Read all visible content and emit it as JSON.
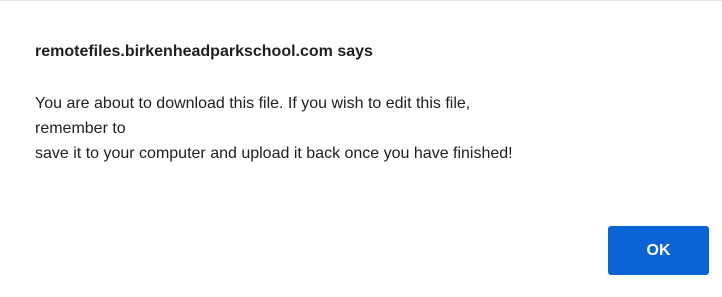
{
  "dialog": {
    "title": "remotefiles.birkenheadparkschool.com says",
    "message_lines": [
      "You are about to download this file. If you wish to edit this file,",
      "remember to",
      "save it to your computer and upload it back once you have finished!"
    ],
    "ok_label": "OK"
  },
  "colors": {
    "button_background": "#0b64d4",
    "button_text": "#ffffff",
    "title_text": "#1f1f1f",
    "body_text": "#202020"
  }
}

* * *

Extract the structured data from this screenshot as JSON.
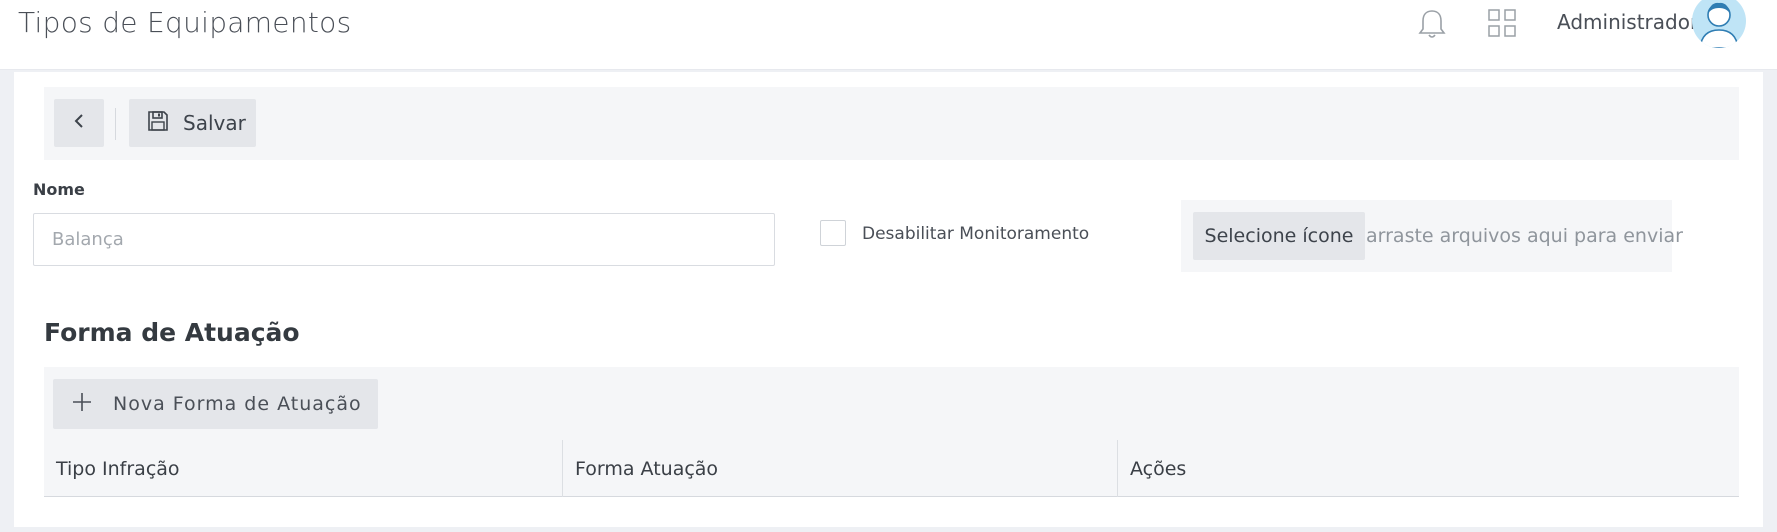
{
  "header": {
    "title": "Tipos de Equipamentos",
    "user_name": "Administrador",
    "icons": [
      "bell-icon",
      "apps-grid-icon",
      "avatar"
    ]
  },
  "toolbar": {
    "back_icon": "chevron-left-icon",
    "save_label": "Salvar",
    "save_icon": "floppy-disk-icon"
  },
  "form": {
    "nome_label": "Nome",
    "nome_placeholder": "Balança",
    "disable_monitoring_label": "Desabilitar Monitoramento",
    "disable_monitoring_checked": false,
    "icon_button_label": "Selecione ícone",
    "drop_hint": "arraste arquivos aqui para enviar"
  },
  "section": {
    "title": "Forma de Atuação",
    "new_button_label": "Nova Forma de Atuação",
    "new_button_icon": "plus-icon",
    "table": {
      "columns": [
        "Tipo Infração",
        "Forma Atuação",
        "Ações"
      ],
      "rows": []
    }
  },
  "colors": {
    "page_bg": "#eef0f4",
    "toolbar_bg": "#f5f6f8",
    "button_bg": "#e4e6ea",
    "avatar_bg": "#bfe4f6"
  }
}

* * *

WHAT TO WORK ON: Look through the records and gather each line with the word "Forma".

ANSWER SPACE:
    "title": "Forma de Atuação",
    "new_button_label": "Nova Forma de Atuação",
        "Forma Atuação",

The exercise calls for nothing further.